Excerpts from an interface dataset:
========================================================================

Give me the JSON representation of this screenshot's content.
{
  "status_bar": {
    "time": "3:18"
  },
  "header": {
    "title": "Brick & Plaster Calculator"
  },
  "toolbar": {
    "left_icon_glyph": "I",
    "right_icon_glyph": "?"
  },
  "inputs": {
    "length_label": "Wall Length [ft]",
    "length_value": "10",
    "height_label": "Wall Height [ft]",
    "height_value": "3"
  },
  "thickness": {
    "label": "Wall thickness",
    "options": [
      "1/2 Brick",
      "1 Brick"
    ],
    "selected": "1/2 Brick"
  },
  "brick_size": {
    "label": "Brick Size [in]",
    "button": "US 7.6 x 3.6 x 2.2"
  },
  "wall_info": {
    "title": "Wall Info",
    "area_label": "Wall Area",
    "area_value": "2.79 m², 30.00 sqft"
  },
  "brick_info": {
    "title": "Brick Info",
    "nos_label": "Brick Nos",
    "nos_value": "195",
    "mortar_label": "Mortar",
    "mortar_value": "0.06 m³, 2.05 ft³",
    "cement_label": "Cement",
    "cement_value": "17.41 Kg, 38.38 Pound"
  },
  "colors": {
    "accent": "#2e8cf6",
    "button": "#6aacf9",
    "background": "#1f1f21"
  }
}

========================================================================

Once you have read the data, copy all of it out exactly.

Give me the JSON representation of this screenshot's content.
{
  "status_bar": {
    "time": "3:18"
  },
  "header": {
    "title": "Brick & Plaster Calculator"
  },
  "toolbar": {
    "left_icon_glyph": "I",
    "right_icon_glyph": "?"
  },
  "inputs": {
    "length_label": "Wall Length [ft]",
    "length_value": "10",
    "height_label": "Wall Height [ft]",
    "height_value": "3"
  },
  "thickness": {
    "label": "Wall thickness",
    "options": [
      "1/2 Brick",
      "1 Brick"
    ],
    "selected": "1/2 Brick"
  },
  "brick_size": {
    "label": "Brick Size [in]",
    "button": "US 7.6 x 3.6 x 2.2"
  },
  "wall_info": {
    "title": "Wall Info",
    "area_label": "Wall Area",
    "area_value": "2.79 m², 30.00 sqft"
  },
  "brick_info": {
    "title": "Brick Info",
    "nos_label": "Brick Nos",
    "nos_value": "195",
    "mortar_label": "Mortar",
    "mortar_value": "0.06 m³, 2.05 ft³",
    "cement_label": "Cement",
    "cement_value": "17.41 Kg, 38.38 Pound"
  },
  "colors": {
    "accent": "#2e8cf6",
    "button": "#6aacf9",
    "background": "#1f1f21"
  }
}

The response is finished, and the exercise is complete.